> ABOUT THIS TASK
What you return must match the records word for word, except that images are dropped.

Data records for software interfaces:
-*-

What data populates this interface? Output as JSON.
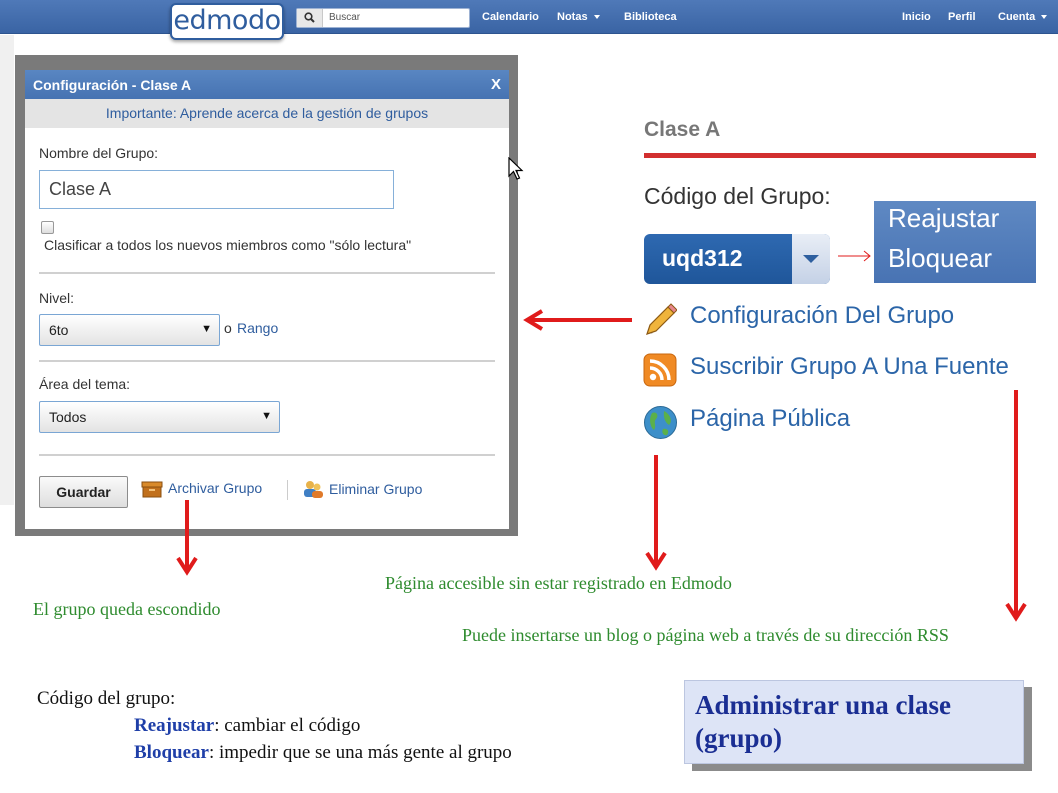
{
  "topbar": {
    "logo": "edmodo",
    "search_placeholder": "Buscar",
    "nav_left": [
      "Calendario",
      "Notas",
      "Biblioteca"
    ],
    "nav_right": [
      "Inicio",
      "Perfil",
      "Cuenta"
    ]
  },
  "dialog": {
    "title": "Configuración - Clase A",
    "close": "X",
    "notice": "Importante: Aprende acerca de la gestión de grupos",
    "group_name_label": "Nombre del Grupo:",
    "group_name_value": "Clase A",
    "readonly_checkbox_label": "Clasificar a todos los nuevos miembros como \"sólo lectura\"",
    "level_label": "Nivel:",
    "level_value": "6to",
    "level_or": "o",
    "level_range_link": "Rango",
    "subject_label": "Área del tema:",
    "subject_value": "Todos",
    "save_button": "Guardar",
    "archive_link": "Archivar Grupo",
    "delete_link": "Eliminar Grupo"
  },
  "panel": {
    "title": "Clase A",
    "code_label": "Código del Grupo:",
    "code_value": "uqd312",
    "code_menu": [
      "Reajustar",
      "Bloquear"
    ],
    "links": {
      "settings": "Configuración Del Grupo",
      "subscribe": "Suscribir Grupo A Una Fuente",
      "public_page": "Página Pública"
    }
  },
  "annotations": {
    "hidden_group": "El grupo queda escondido",
    "public_page_note": "Página accesible sin estar registrado en Edmodo",
    "rss_note": "Puede insertarse un blog o página web a través de su dirección RSS",
    "code_heading": "Código del grupo:",
    "reset_term": "Reajustar",
    "reset_desc": ": cambiar el código",
    "lock_term": "Bloquear",
    "lock_desc": ": impedir que se una más gente al grupo",
    "slide_title": "Administrar una clase (grupo)"
  },
  "colors": {
    "topbar": "#4a74b3",
    "link": "#2f5d9e",
    "arrow_red": "#e01b1b",
    "note_green": "#2e8b2e",
    "title_blue": "#1a2e93"
  }
}
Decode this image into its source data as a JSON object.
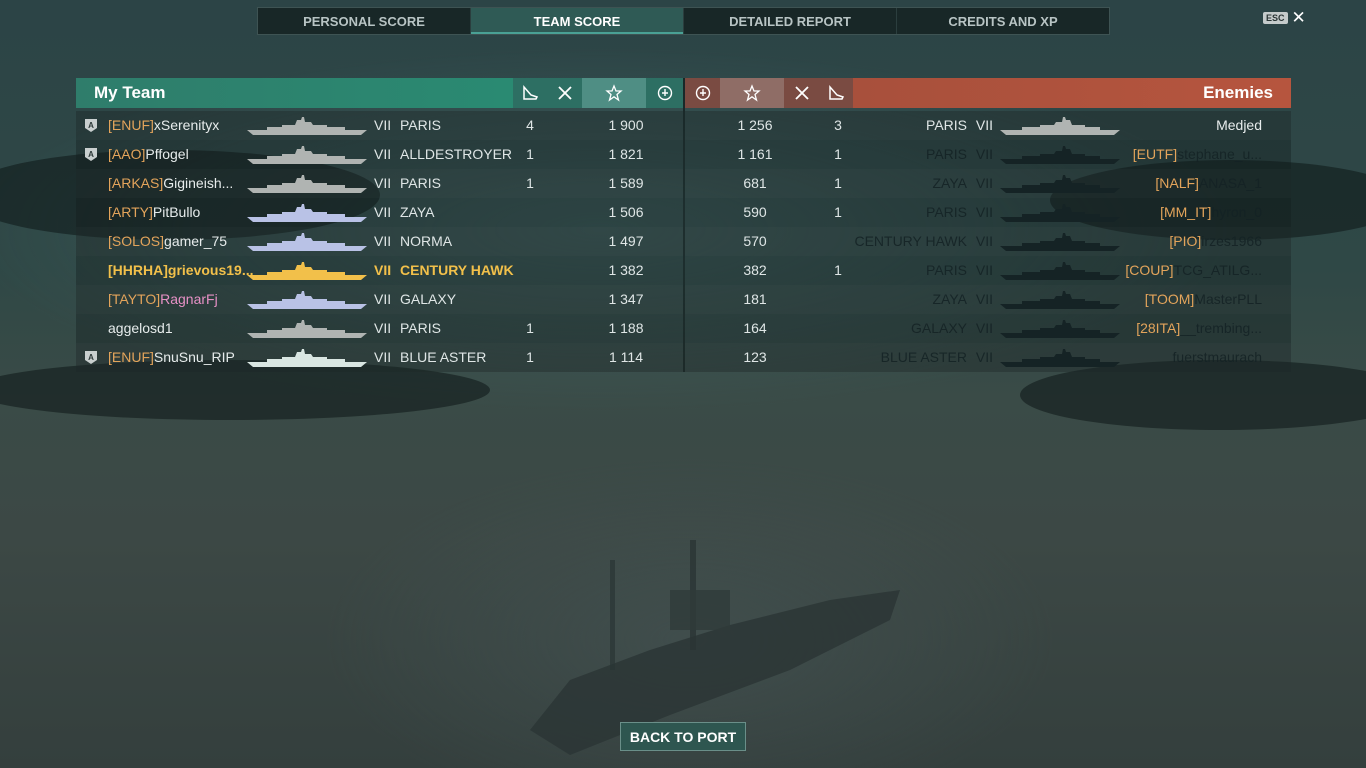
{
  "tabs": [
    {
      "label": "PERSONAL SCORE",
      "active": false
    },
    {
      "label": "TEAM SCORE",
      "active": true
    },
    {
      "label": "DETAILED REPORT",
      "active": false
    },
    {
      "label": "CREDITS AND XP",
      "active": false
    }
  ],
  "esc": {
    "badge": "ESC",
    "close_icon": "close-icon"
  },
  "my_team": {
    "title": "My Team",
    "header_color": "#2f7d6b",
    "columns": [
      "planes-destroyed-icon",
      "ships-destroyed-icon",
      "experience-star-icon",
      "base-capture-icon"
    ],
    "players": [
      {
        "badge": true,
        "clan": "[ENUF]",
        "name": "xSerenityx",
        "tier": "VII",
        "ship": "PARIS",
        "ship_color": "#b0b4b2",
        "ships_destroyed": "4",
        "xp": "1 900"
      },
      {
        "badge": true,
        "clan": "[AAO]",
        "name": "Pffogel",
        "tier": "VII",
        "ship": "ALLDESTROYER",
        "ship_color": "#b0b4b2",
        "ships_destroyed": "1",
        "xp": "1 821"
      },
      {
        "badge": false,
        "clan": "[ARKAS]",
        "name": "Gigineish...",
        "tier": "VII",
        "ship": "PARIS",
        "ship_color": "#b0b4b2",
        "ships_destroyed": "1",
        "xp": "1 589"
      },
      {
        "badge": false,
        "clan": "[ARTY]",
        "name": "PitBullo",
        "tier": "VII",
        "ship": "ZAYA",
        "ship_color": "#b9c2e6",
        "ships_destroyed": "",
        "xp": "1 506"
      },
      {
        "badge": false,
        "clan": "[SOLOS]",
        "name": "gamer_75",
        "tier": "VII",
        "ship": "NORMA",
        "ship_color": "#b9c2e6",
        "ships_destroyed": "",
        "xp": "1 497"
      },
      {
        "badge": false,
        "clan": "[HHRHA]",
        "name": "grievous19...",
        "tier": "VII",
        "ship": "CENTURY HAWK",
        "ship_color": "#f2c04a",
        "ships_destroyed": "",
        "xp": "1 382",
        "me": true
      },
      {
        "badge": false,
        "clan": "[TAYTO]",
        "name": "RagnarFj",
        "tier": "VII",
        "ship": "GALAXY",
        "ship_color": "#b9c2e6",
        "ships_destroyed": "",
        "xp": "1 347",
        "pink": true
      },
      {
        "badge": false,
        "clan": "",
        "name": "aggelosd1",
        "tier": "VII",
        "ship": "PARIS",
        "ship_color": "#b0b4b2",
        "ships_destroyed": "1",
        "xp": "1 188"
      },
      {
        "badge": true,
        "clan": "[ENUF]",
        "name": "SnuSnu_RIP",
        "tier": "VII",
        "ship": "BLUE ASTER",
        "ship_color": "#d9e6e2",
        "ships_destroyed": "1",
        "xp": "1 114"
      }
    ]
  },
  "enemies": {
    "title": "Enemies",
    "header_color": "#b6503a",
    "columns": [
      "base-capture-icon",
      "experience-star-icon",
      "ships-destroyed-icon",
      "planes-destroyed-icon"
    ],
    "players": [
      {
        "xp": "1 256",
        "ships_destroyed": "3",
        "ship": "PARIS",
        "tier": "VII",
        "clan": "",
        "name": "Medjed",
        "alive": true
      },
      {
        "xp": "1 161",
        "ships_destroyed": "1",
        "ship": "PARIS",
        "tier": "VII",
        "clan": "[EUTF]",
        "name": "stephane_u...",
        "alive": false
      },
      {
        "xp": "681",
        "ships_destroyed": "1",
        "ship": "ZAYA",
        "tier": "VII",
        "clan": "[NALF]",
        "name": "ANASA_1",
        "alive": false
      },
      {
        "xp": "590",
        "ships_destroyed": "1",
        "ship": "PARIS",
        "tier": "VII",
        "clan": "[MM_IT]",
        "name": "hyron_0",
        "alive": false
      },
      {
        "xp": "570",
        "ships_destroyed": "",
        "ship": "CENTURY HAWK",
        "tier": "VII",
        "clan": "[PIO]",
        "name": "irzes1966",
        "alive": false
      },
      {
        "xp": "382",
        "ships_destroyed": "1",
        "ship": "PARIS",
        "tier": "VII",
        "clan": "[COUP]",
        "name": "TCG_ATILG...",
        "alive": false
      },
      {
        "xp": "181",
        "ships_destroyed": "",
        "ship": "ZAYA",
        "tier": "VII",
        "clan": "[TOOM]",
        "name": "MasterPLL",
        "alive": false
      },
      {
        "xp": "164",
        "ships_destroyed": "",
        "ship": "GALAXY",
        "tier": "VII",
        "clan": "[28ITA]",
        "name": "__trembing...",
        "alive": false
      },
      {
        "xp": "123",
        "ships_destroyed": "",
        "ship": "BLUE ASTER",
        "tier": "VII",
        "clan": "",
        "name": "fuerstmaurach",
        "alive": false
      }
    ]
  },
  "back_button": {
    "label": "BACK TO PORT"
  }
}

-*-

> FINISHED EXERCISE
What data populates this interface? Output as JSON.
{
  "topbar": {
    "logo": "edmodo",
    "search_placeholder": "Buscar",
    "nav_left": [
      "Calendario",
      "Notas",
      "Biblioteca"
    ],
    "nav_right": [
      "Inicio",
      "Perfil",
      "Cuenta"
    ]
  },
  "dialog": {
    "title": "Configuración - Clase A",
    "close": "X",
    "notice": "Importante: Aprende acerca de la gestión de grupos",
    "group_name_label": "Nombre del Grupo:",
    "group_name_value": "Clase A",
    "readonly_checkbox_label": "Clasificar a todos los nuevos miembros como \"sólo lectura\"",
    "level_label": "Nivel:",
    "level_value": "6to",
    "level_or": "o",
    "level_range_link": "Rango",
    "subject_label": "Área del tema:",
    "subject_value": "Todos",
    "save_button": "Guardar",
    "archive_link": "Archivar Grupo",
    "delete_link": "Eliminar Grupo"
  },
  "panel": {
    "title": "Clase A",
    "code_label": "Código del Grupo:",
    "code_value": "uqd312",
    "code_menu": [
      "Reajustar",
      "Bloquear"
    ],
    "links": {
      "settings": "Configuración Del Grupo",
      "subscribe": "Suscribir Grupo A Una Fuente",
      "public_page": "Página Pública"
    }
  },
  "annotations": {
    "hidden_group": "El grupo queda escondido",
    "public_page_note": "Página accesible sin estar registrado en Edmodo",
    "rss_note": "Puede insertarse un blog o página web a través de su dirección RSS",
    "code_heading": "Código del grupo:",
    "reset_term": "Reajustar",
    "reset_desc": ": cambiar el código",
    "lock_term": "Bloquear",
    "lock_desc": ": impedir que se una más gente al grupo",
    "slide_title": "Administrar una clase (grupo)"
  },
  "colors": {
    "topbar": "#4a74b3",
    "link": "#2f5d9e",
    "arrow_red": "#e01b1b",
    "note_green": "#2e8b2e",
    "title_blue": "#1a2e93"
  }
}
Decode this image into its source data as a JSON object.
{
  "tabs": [
    {
      "label": "PERSONAL SCORE",
      "active": false
    },
    {
      "label": "TEAM SCORE",
      "active": true
    },
    {
      "label": "DETAILED REPORT",
      "active": false
    },
    {
      "label": "CREDITS AND XP",
      "active": false
    }
  ],
  "esc": {
    "badge": "ESC",
    "close_icon": "close-icon"
  },
  "my_team": {
    "title": "My Team",
    "header_color": "#2f7d6b",
    "columns": [
      "planes-destroyed-icon",
      "ships-destroyed-icon",
      "experience-star-icon",
      "base-capture-icon"
    ],
    "players": [
      {
        "badge": true,
        "clan": "[ENUF]",
        "name": "xSerenityx",
        "tier": "VII",
        "ship": "PARIS",
        "ship_color": "#b0b4b2",
        "ships_destroyed": "4",
        "xp": "1 900"
      },
      {
        "badge": true,
        "clan": "[AAO]",
        "name": "Pffogel",
        "tier": "VII",
        "ship": "ALLDESTROYER",
        "ship_color": "#b0b4b2",
        "ships_destroyed": "1",
        "xp": "1 821"
      },
      {
        "badge": false,
        "clan": "[ARKAS]",
        "name": "Gigineish...",
        "tier": "VII",
        "ship": "PARIS",
        "ship_color": "#b0b4b2",
        "ships_destroyed": "1",
        "xp": "1 589"
      },
      {
        "badge": false,
        "clan": "[ARTY]",
        "name": "PitBullo",
        "tier": "VII",
        "ship": "ZAYA",
        "ship_color": "#b9c2e6",
        "ships_destroyed": "",
        "xp": "1 506"
      },
      {
        "badge": false,
        "clan": "[SOLOS]",
        "name": "gamer_75",
        "tier": "VII",
        "ship": "NORMA",
        "ship_color": "#b9c2e6",
        "ships_destroyed": "",
        "xp": "1 497"
      },
      {
        "badge": false,
        "clan": "[HHRHA]",
        "name": "grievous19...",
        "tier": "VII",
        "ship": "CENTURY HAWK",
        "ship_color": "#f2c04a",
        "ships_destroyed": "",
        "xp": "1 382",
        "me": true
      },
      {
        "badge": false,
        "clan": "[TAYTO]",
        "name": "RagnarFj",
        "tier": "VII",
        "ship": "GALAXY",
        "ship_color": "#b9c2e6",
        "ships_destroyed": "",
        "xp": "1 347",
        "pink": true
      },
      {
        "badge": false,
        "clan": "",
        "name": "aggelosd1",
        "tier": "VII",
        "ship": "PARIS",
        "ship_color": "#b0b4b2",
        "ships_destroyed": "1",
        "xp": "1 188"
      },
      {
        "badge": true,
        "clan": "[ENUF]",
        "name": "SnuSnu_RIP",
        "tier": "VII",
        "ship": "BLUE ASTER",
        "ship_color": "#d9e6e2",
        "ships_destroyed": "1",
        "xp": "1 114"
      }
    ]
  },
  "enemies": {
    "title": "Enemies",
    "header_color": "#b6503a",
    "columns": [
      "base-capture-icon",
      "experience-star-icon",
      "ships-destroyed-icon",
      "planes-destroyed-icon"
    ],
    "players": [
      {
        "xp": "1 256",
        "ships_destroyed": "3",
        "ship": "PARIS",
        "tier": "VII",
        "clan": "",
        "name": "Medjed",
        "alive": true
      },
      {
        "xp": "1 161",
        "ships_destroyed": "1",
        "ship": "PARIS",
        "tier": "VII",
        "clan": "[EUTF]",
        "name": "stephane_u...",
        "alive": false
      },
      {
        "xp": "681",
        "ships_destroyed": "1",
        "ship": "ZAYA",
        "tier": "VII",
        "clan": "[NALF]",
        "name": "ANASA_1",
        "alive": false
      },
      {
        "xp": "590",
        "ships_destroyed": "1",
        "ship": "PARIS",
        "tier": "VII",
        "clan": "[MM_IT]",
        "name": "hyron_0",
        "alive": false
      },
      {
        "xp": "570",
        "ships_destroyed": "",
        "ship": "CENTURY HAWK",
        "tier": "VII",
        "clan": "[PIO]",
        "name": "irzes1966",
        "alive": false
      },
      {
        "xp": "382",
        "ships_destroyed": "1",
        "ship": "PARIS",
        "tier": "VII",
        "clan": "[COUP]",
        "name": "TCG_ATILG...",
        "alive": false
      },
      {
        "xp": "181",
        "ships_destroyed": "",
        "ship": "ZAYA",
        "tier": "VII",
        "clan": "[TOOM]",
        "name": "MasterPLL",
        "alive": false
      },
      {
        "xp": "164",
        "ships_destroyed": "",
        "ship": "GALAXY",
        "tier": "VII",
        "clan": "[28ITA]",
        "name": "__trembing...",
        "alive": false
      },
      {
        "xp": "123",
        "ships_destroyed": "",
        "ship": "BLUE ASTER",
        "tier": "VII",
        "clan": "",
        "name": "fuerstmaurach",
        "alive": false
      }
    ]
  },
  "back_button": {
    "label": "BACK TO PORT"
  }
}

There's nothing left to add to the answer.